Ernie Els is at the end of a U.S. Open career that began at Baltusrol in 1993, a month before Jordan Spieth was even born.
Els won the U.S. Open in 1994 at Oakmont and in 1997 at Congressional, and when his 10-year exemption ended, he played well enough to earn his spot in the field through a money list or world ranking until he won the 2012 British Open, earning a five-year exemption.
He is playing on a special exemption for the second straight year. It’s rare for players to get more than one special exemption.
Els has a good record at Pebble Beach, finishing runner-up in 2000 to Tiger Woods and finishing third in 2010. The runner-up finish is a little misleading because he finished 15 shots behind.
Els turns 50 in October. He realizes his time contending at the U.S. Open is probably over. He says, “I just want to have a great week in my own way.”
Brooks Koepka is going for a third straight U.S. Open title aware that the odds are stacked against him.
The only player to go back-to-back-to-back in golf’s toughest test was Willie Anderson in 1905.
Koepka doesn’t know much about Anderson. He pointed to more recent history when talking about his quest at Pebble Beach. It has been eight years since anyone has won the same tournament three straight times, much less a U.S. Open. That was Steve Stricker at the John Deere Classic.
Koepka also considered the field of players trying to stop him.

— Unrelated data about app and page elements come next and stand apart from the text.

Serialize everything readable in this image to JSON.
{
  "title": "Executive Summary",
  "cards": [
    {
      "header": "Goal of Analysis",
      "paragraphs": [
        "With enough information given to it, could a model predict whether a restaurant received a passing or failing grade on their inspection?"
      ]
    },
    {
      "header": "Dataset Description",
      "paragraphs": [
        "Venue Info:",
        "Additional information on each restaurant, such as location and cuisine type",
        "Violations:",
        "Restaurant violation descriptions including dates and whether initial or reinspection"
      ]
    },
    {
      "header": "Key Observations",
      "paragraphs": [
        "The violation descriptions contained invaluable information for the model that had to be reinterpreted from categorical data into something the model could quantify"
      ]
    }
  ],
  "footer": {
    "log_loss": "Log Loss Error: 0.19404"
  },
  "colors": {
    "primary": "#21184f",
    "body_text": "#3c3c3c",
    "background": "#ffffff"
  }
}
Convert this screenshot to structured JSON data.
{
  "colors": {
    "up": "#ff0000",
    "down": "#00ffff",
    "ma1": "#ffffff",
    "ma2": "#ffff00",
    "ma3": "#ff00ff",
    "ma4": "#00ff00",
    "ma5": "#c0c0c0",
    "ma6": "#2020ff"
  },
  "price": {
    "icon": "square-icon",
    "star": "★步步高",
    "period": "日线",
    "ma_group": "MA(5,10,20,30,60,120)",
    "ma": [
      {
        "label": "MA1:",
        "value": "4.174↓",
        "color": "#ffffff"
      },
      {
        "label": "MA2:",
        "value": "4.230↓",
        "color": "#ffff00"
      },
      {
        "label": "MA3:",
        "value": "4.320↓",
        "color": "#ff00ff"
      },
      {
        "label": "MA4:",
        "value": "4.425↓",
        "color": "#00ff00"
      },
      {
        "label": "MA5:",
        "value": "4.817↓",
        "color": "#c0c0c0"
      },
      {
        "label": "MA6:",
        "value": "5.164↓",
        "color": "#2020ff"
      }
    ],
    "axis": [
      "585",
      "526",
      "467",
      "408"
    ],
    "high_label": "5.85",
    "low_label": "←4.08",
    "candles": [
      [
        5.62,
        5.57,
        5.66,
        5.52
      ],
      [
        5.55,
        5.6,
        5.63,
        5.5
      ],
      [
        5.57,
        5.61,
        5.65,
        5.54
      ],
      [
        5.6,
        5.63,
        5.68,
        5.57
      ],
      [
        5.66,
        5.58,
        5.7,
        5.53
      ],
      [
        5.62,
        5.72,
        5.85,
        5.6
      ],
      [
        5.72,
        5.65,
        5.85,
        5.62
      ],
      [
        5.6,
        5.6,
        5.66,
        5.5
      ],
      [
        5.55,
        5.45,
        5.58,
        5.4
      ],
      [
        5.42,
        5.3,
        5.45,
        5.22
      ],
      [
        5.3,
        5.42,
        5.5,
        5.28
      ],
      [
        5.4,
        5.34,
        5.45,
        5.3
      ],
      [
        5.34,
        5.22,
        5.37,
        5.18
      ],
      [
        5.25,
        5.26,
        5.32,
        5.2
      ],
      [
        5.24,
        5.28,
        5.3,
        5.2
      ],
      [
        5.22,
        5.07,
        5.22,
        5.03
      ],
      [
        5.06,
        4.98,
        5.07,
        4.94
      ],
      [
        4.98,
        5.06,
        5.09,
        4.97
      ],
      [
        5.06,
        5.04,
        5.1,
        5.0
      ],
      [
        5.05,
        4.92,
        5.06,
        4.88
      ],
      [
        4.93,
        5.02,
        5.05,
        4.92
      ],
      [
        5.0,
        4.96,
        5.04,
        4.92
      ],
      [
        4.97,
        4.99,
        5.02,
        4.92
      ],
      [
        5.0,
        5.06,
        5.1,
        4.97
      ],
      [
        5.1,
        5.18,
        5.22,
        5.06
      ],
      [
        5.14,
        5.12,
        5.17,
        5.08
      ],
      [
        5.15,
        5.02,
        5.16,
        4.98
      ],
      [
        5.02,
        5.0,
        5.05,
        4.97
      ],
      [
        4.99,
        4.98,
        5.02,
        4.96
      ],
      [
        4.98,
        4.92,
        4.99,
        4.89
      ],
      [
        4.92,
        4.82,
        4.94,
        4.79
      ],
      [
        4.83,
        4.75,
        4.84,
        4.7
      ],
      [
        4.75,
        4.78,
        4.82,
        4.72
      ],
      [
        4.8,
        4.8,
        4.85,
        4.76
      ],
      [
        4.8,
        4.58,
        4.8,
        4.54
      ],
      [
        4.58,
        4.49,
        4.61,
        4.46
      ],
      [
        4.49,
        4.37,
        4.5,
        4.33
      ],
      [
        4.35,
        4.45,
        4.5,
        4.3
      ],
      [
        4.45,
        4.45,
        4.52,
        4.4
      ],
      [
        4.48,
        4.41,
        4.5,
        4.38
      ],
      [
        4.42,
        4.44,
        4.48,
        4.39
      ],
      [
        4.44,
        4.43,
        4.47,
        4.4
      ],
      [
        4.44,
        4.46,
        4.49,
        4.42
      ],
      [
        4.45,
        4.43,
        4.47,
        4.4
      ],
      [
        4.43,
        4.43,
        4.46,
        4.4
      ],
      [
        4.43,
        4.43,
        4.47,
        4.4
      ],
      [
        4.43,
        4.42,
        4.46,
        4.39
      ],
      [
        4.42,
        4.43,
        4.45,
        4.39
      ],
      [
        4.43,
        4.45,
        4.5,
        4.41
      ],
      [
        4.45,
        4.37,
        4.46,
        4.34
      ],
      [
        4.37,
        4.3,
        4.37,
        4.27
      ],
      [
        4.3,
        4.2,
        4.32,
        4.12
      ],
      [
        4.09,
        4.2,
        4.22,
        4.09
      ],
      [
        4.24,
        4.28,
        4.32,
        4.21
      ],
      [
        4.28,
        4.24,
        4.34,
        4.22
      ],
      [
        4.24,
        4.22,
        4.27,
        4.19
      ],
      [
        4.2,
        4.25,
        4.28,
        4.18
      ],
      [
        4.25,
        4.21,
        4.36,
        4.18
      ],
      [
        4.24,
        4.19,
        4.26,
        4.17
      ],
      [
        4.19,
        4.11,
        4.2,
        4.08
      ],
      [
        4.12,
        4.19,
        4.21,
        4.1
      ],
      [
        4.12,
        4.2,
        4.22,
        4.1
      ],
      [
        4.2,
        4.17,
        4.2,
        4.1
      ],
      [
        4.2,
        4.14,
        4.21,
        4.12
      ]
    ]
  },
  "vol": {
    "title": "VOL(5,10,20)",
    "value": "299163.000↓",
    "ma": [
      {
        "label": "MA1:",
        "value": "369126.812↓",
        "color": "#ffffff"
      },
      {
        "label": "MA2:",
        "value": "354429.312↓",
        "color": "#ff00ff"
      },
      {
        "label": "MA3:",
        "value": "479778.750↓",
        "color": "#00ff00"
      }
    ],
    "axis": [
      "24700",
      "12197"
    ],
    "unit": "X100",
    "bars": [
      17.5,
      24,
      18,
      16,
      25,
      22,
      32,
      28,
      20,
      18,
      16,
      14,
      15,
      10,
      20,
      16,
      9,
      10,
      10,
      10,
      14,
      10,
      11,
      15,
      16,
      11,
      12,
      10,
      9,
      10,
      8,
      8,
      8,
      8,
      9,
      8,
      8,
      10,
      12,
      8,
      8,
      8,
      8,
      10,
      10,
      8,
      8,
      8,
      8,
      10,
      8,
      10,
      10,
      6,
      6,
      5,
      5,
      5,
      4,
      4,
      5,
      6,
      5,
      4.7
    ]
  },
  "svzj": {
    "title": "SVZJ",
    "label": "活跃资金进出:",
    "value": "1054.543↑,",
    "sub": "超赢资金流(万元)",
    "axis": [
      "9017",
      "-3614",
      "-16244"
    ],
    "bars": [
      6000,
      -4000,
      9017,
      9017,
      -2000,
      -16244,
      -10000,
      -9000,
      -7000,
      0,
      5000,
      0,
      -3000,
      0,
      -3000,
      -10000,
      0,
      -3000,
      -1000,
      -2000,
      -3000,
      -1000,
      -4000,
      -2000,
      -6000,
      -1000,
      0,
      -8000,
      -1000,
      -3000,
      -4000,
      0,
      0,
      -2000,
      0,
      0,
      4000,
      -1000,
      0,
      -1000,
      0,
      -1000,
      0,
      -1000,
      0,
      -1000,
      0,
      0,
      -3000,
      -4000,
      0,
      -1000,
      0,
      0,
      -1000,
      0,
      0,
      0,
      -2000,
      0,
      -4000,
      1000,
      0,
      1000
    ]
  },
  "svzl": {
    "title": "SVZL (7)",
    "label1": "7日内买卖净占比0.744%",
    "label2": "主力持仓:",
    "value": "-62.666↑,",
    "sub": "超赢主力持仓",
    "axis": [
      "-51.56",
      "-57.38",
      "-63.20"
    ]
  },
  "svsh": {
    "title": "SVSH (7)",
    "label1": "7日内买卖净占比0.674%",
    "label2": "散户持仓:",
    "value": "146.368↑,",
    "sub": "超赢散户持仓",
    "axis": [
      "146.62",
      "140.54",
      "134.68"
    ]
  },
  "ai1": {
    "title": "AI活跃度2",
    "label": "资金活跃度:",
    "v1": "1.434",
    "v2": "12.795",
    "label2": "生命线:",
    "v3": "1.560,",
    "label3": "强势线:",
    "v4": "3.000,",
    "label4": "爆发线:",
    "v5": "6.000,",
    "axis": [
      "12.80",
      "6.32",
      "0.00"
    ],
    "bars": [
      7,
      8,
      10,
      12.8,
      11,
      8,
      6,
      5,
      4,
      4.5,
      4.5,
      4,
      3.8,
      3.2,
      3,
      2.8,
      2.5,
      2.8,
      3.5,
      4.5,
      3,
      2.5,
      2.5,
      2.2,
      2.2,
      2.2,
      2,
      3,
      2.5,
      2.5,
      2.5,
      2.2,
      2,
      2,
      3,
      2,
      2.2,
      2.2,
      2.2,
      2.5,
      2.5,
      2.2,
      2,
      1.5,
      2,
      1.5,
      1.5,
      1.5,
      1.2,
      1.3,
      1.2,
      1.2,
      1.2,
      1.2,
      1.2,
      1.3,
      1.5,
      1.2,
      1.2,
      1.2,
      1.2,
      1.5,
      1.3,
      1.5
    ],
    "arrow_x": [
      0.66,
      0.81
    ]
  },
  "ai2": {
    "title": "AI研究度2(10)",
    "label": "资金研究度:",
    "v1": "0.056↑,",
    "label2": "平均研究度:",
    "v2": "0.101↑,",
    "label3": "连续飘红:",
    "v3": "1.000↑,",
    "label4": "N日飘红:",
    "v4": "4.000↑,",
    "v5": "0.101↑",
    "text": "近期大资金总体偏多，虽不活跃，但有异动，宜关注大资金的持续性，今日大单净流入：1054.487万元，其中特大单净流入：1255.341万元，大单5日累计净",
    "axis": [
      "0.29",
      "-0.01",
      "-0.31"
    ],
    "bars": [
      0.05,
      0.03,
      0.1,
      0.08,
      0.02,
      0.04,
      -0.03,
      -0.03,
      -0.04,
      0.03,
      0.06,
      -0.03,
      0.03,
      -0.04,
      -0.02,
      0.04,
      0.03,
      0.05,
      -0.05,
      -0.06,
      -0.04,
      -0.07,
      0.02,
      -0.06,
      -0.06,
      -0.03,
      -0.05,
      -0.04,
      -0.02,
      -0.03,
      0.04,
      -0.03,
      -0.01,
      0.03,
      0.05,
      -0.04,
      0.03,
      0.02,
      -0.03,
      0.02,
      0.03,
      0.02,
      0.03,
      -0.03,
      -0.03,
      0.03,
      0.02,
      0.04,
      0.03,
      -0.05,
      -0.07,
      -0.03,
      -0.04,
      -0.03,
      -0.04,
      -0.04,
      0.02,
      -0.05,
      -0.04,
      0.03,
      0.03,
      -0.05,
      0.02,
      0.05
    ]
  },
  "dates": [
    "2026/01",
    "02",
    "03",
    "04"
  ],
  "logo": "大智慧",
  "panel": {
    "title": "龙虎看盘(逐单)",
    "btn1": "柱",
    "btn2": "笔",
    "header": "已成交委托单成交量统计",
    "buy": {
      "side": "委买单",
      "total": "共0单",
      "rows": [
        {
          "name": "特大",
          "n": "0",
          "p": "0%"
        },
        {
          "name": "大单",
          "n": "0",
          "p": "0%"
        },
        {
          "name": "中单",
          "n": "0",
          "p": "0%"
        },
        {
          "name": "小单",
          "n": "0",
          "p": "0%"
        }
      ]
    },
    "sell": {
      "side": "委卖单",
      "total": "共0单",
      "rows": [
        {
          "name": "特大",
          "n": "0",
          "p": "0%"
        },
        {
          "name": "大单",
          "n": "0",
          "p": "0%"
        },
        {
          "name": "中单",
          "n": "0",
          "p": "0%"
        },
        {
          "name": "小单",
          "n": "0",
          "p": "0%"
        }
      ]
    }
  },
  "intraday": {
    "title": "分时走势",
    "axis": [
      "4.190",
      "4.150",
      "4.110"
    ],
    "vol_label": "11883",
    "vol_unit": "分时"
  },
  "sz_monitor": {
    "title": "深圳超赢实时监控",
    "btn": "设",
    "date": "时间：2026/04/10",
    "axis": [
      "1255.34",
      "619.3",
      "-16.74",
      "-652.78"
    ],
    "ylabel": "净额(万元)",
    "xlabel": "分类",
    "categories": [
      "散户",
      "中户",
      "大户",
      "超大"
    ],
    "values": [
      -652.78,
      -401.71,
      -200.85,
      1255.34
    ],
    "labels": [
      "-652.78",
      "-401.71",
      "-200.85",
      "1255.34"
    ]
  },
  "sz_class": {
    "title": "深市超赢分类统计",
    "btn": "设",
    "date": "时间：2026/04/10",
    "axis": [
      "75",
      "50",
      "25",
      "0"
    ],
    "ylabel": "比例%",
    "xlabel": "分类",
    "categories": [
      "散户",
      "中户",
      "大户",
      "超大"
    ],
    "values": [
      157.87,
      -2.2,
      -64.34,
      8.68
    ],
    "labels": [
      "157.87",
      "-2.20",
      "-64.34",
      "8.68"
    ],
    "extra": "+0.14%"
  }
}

One key figure is Dustin Johnson, who has won twice at the AT&T Pebble Beach Pro-Am and has finished no worse than third in three of the last four U.S. Opens.